One of Our Brilliant 10 is Now Officially a Genius
Yoky Matsuoka grew up dreaming of becoming a top-ranked tennis pro, but she wasn’t your average jock. She spent a … Continued
Yoky Matsuoka grew up dreaming of becoming a top-ranked tennis pro,
but she wasn’t your average jock. She spent a lot of on-court time
pondering how her brain was controlling her hand, allowing her to
smoothly swing her racket at just the right time and angle. More than a
decade and several mechanical hands later, Matsuoka is still chasing
the same question. But now she’s pursuing it by trying to build the
ultimate prosthetic—a fully functional replica of the human hand,
controlled directly by the brain.
Matsuoka, who in graduate school built the hands for MIT’s famous
humanoid robot COG, is a trailblazer in brain-machine interfaces, the
still-experimental effort to control external devices through brain
signals. Her new project aims to teach a monkey how to use a
three-fingered version of the human hand. The prototype has artificial
versions of all the tendons and muscles controlling our thumbs and
middle and ring fingers.
In the first experiment, the monkey will be seated before a bottle
containing food. Its own arms will be strapped to its sides, and
electrodes inside its brain will be wired through a computer to a
robotic arm with Matsuoka’s artificial hand on the end. The computer
will interpret the monkey’s brain signals and move the artificial arm
and fingers accordingly. If all goes well, the monkey should be able to
control Matsuoka’s creation with its thoughts, opening the bottle and
procuring its snack.
Other scientists are working on mind-controlled prosthetics that would
translate these signals into basic actions, like grasping an object,
but Matsuoka wants all the coin-rolling-over-the-knuckles capabilities
of the real deal. Her eventual goal is to create a pop-it-on-and-go
prosthetic for humans—like the kind that Luke Skywalker receives at the
end of The Empire Strikes Back.
She points out that for the average amputee, the hand might be lost,
but the neural signals dispatched to control it are still flowing fine.

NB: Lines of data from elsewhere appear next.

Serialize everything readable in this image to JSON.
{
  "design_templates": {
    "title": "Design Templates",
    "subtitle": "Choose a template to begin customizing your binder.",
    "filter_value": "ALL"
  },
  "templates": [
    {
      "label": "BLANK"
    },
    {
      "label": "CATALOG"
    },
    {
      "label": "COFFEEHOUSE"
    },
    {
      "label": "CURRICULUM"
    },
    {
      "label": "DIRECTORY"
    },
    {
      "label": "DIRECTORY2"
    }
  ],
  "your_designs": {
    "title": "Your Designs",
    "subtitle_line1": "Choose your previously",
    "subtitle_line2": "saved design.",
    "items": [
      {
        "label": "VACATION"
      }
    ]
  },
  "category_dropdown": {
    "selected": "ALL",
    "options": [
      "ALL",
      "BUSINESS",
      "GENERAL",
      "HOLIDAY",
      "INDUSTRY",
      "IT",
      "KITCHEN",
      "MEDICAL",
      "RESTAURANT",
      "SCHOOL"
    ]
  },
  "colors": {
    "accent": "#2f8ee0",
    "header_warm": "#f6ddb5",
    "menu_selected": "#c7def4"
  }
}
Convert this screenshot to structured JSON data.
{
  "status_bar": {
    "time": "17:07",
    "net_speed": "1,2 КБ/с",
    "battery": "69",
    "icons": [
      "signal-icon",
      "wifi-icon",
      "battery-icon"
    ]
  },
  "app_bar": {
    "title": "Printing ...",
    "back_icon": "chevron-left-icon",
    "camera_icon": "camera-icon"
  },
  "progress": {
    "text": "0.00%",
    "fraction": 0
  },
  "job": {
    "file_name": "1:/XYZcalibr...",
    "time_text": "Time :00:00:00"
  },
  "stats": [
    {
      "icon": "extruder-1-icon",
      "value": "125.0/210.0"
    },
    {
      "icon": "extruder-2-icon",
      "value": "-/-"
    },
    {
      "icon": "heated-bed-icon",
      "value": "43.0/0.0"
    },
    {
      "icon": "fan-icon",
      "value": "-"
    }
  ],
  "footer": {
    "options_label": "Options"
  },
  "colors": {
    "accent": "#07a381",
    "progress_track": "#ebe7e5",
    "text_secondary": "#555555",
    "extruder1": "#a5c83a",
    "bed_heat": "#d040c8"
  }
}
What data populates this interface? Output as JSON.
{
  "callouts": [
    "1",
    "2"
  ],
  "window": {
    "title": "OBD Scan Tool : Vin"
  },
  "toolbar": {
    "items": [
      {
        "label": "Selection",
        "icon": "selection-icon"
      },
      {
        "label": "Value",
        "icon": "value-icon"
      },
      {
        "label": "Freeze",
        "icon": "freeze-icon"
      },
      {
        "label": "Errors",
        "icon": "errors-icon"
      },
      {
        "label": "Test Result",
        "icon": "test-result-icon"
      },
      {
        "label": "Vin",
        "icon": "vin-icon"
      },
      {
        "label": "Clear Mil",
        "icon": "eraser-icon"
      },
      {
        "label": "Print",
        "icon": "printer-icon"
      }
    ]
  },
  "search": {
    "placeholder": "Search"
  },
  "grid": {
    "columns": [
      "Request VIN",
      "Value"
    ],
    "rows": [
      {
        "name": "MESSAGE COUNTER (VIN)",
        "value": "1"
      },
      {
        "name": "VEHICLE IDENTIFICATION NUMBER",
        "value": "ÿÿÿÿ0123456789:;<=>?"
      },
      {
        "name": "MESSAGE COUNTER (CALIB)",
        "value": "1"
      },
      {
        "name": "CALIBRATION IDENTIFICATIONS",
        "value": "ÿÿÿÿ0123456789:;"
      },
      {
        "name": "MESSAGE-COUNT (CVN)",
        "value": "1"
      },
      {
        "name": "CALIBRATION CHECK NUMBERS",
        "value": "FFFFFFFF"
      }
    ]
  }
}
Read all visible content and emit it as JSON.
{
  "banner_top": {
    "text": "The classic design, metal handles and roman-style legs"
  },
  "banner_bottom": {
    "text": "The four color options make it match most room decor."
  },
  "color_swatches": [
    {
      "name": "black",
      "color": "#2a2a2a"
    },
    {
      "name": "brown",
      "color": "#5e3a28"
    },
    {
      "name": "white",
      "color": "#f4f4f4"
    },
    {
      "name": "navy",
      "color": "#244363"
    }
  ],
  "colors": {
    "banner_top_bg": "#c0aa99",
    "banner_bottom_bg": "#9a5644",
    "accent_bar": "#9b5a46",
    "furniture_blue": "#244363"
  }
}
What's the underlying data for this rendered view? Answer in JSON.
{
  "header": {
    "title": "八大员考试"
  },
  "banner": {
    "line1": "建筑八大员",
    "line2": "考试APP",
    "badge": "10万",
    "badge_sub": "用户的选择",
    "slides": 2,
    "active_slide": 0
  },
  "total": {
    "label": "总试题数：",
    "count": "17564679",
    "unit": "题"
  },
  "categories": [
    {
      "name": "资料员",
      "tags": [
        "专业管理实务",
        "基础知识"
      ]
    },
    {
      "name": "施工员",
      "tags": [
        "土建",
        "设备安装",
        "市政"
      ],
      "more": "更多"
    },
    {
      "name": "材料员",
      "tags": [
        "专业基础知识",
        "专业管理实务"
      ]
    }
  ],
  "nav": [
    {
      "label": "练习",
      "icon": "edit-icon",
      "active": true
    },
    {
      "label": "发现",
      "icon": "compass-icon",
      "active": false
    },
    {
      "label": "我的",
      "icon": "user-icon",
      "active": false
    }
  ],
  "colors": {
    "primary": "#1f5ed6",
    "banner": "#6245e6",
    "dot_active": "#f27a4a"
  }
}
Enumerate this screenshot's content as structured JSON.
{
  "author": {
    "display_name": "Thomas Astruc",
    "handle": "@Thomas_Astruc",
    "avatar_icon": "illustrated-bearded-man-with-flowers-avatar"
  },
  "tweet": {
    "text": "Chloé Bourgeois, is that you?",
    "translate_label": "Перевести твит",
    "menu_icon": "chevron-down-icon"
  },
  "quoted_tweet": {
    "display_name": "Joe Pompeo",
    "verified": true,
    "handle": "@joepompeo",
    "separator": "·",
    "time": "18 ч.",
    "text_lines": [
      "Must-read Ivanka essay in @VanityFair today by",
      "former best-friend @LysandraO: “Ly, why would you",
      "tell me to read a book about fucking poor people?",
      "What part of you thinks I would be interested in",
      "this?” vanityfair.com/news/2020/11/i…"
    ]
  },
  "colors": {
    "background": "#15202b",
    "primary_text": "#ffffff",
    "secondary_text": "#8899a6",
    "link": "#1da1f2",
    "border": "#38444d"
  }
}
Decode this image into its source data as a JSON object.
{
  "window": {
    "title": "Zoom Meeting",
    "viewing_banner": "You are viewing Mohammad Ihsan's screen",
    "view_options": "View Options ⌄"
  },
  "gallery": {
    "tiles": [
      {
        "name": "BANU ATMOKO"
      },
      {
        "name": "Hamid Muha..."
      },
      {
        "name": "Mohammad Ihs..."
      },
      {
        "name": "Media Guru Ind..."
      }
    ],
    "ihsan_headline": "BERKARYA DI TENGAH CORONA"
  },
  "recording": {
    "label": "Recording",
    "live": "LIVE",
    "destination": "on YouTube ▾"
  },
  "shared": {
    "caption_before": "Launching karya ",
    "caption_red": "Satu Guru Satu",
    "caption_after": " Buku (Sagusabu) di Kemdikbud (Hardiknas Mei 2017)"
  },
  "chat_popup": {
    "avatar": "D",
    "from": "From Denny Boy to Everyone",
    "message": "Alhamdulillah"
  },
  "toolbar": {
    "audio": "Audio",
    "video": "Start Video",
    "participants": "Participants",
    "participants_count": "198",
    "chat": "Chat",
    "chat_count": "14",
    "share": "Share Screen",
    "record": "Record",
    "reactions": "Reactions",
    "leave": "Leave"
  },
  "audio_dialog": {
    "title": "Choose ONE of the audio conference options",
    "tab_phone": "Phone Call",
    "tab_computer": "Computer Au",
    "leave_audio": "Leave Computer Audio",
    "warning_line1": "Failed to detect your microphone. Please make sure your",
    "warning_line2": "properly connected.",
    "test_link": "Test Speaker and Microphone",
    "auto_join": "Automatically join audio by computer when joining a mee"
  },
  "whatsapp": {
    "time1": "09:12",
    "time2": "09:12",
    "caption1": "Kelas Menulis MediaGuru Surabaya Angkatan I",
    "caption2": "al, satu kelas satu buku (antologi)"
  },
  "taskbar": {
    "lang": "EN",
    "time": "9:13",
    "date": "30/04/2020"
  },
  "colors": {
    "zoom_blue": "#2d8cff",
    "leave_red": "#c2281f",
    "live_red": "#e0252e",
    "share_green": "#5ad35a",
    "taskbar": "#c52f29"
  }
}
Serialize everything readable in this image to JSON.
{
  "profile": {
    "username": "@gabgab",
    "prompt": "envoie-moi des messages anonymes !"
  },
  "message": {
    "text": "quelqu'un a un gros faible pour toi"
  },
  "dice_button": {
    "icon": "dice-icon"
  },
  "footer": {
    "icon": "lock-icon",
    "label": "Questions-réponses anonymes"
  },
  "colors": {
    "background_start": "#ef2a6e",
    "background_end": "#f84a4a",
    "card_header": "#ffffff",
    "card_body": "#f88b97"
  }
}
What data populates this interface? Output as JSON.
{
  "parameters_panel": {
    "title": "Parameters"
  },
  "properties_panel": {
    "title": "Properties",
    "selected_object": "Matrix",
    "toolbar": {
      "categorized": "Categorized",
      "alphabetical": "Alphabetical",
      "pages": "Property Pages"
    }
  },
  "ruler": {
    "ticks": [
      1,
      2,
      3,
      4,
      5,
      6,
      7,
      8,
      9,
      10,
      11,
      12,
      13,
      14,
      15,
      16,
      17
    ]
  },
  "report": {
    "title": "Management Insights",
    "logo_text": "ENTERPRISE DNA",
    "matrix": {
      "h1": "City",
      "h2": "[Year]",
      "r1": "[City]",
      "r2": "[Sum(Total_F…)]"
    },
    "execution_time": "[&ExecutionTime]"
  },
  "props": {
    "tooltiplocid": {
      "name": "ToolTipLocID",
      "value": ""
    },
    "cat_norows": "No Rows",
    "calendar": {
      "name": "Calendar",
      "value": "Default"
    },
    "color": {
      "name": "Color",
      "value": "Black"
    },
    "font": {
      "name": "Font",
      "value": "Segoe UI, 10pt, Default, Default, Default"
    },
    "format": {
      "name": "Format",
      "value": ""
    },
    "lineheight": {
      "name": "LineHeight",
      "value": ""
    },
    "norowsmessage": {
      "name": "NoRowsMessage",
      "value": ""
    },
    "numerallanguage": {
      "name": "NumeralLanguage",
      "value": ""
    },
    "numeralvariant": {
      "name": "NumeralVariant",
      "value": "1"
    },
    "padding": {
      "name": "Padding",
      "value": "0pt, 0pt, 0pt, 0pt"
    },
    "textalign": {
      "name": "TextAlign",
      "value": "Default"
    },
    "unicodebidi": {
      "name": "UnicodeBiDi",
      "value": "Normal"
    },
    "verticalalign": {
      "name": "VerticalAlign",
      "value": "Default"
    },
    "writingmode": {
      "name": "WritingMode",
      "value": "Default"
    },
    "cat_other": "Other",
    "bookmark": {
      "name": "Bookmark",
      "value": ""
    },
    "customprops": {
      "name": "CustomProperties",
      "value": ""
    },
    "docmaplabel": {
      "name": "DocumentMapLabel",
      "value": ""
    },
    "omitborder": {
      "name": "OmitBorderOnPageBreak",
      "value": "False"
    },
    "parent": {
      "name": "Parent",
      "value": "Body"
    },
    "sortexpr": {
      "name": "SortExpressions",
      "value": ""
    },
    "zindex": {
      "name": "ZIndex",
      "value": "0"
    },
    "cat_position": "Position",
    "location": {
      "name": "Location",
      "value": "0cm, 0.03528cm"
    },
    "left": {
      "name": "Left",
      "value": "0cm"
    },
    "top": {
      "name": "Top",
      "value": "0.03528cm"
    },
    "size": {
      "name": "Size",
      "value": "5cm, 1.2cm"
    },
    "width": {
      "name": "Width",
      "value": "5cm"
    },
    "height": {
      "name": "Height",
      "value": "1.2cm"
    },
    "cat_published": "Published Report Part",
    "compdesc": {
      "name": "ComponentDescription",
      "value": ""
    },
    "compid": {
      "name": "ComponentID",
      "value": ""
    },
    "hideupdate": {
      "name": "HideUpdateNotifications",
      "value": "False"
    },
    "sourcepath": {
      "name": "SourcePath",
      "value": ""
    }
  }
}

“Your brain could still do exactly the same thing it had been doing,”
she says, “but naturally control this new mechanical hand.”—Gregory Mone